Europeans mark 200th anniversary of Karl Marx’s birth


BRUSSELS: People in European cities paid homage to Karl Marx on Saturday, marking the 200th anniversary of the great thinker’s birth.

In London, the Marx Memorial Library organized an international conference celebrating Marx’s work and exploring the significance of Marxism in the world today.

Speakers at the conference include John McDonnell, British Shadow Chancellor of the Exchequer. His speech subject is Marxism as a force for change today.

In the Finnish city of Pori, works of Karl Marx were read aloud at the market square.

Juha-Pekka Vaisanen, chairman of Finnish Communist Party, told the shoppers that neoliberal economic policies have decisively contributed to the “resurrection” of Marx as a popular phenomenon.

Vaisanen has been touring Finland this spring giving public readings of Karl Marx.

In his address in Pori, Vaisanen referred to Chinese leader’s suggestion that reading of Marx could become a habit.

Vaisanen underlined that Marx is not only relevant for the economists, but for everyone at a time “when the robots may snatch your job”, and “the robots do not need social security”.

Finnish Communist Party has recently published again in Finnish language parts of Das Kapital, the masterpiece of Marx. “Students told us that the books were in libraries but sold out in stores for decades,” Vaisanen said.

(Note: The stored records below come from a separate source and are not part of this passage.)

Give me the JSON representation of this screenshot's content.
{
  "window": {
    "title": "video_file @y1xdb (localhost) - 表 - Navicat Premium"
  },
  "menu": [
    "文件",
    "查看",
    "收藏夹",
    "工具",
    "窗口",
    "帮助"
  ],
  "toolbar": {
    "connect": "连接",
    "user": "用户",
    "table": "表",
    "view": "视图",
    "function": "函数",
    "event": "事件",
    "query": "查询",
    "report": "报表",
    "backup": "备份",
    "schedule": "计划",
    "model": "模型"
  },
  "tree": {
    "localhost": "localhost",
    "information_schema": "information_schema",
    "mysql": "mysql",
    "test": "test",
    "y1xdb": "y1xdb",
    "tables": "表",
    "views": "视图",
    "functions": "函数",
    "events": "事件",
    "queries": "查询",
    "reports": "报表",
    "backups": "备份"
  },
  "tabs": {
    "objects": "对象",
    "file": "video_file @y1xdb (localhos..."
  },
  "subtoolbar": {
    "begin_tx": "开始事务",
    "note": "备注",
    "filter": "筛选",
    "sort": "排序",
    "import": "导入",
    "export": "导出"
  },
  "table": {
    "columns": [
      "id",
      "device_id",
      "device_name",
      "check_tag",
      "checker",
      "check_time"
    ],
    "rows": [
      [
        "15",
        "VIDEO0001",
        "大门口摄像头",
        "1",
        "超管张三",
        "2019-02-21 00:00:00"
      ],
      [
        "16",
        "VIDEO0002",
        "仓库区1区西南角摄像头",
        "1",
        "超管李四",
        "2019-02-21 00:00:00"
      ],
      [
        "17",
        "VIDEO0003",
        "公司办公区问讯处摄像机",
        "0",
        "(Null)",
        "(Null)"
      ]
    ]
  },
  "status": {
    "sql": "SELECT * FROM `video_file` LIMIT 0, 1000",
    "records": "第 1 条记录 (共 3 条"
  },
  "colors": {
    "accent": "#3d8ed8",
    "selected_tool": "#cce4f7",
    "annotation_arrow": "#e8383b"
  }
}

In the German city of Trier, a 5.5-meter-tall statue of Marx was unveiled on Saturday. The statue, created by Chinese artist Wu Weishan, is a gift from China.

Marx was born in Trier on May 5, 1818 and spent the first 17 years of his life here. He died in London in 1883.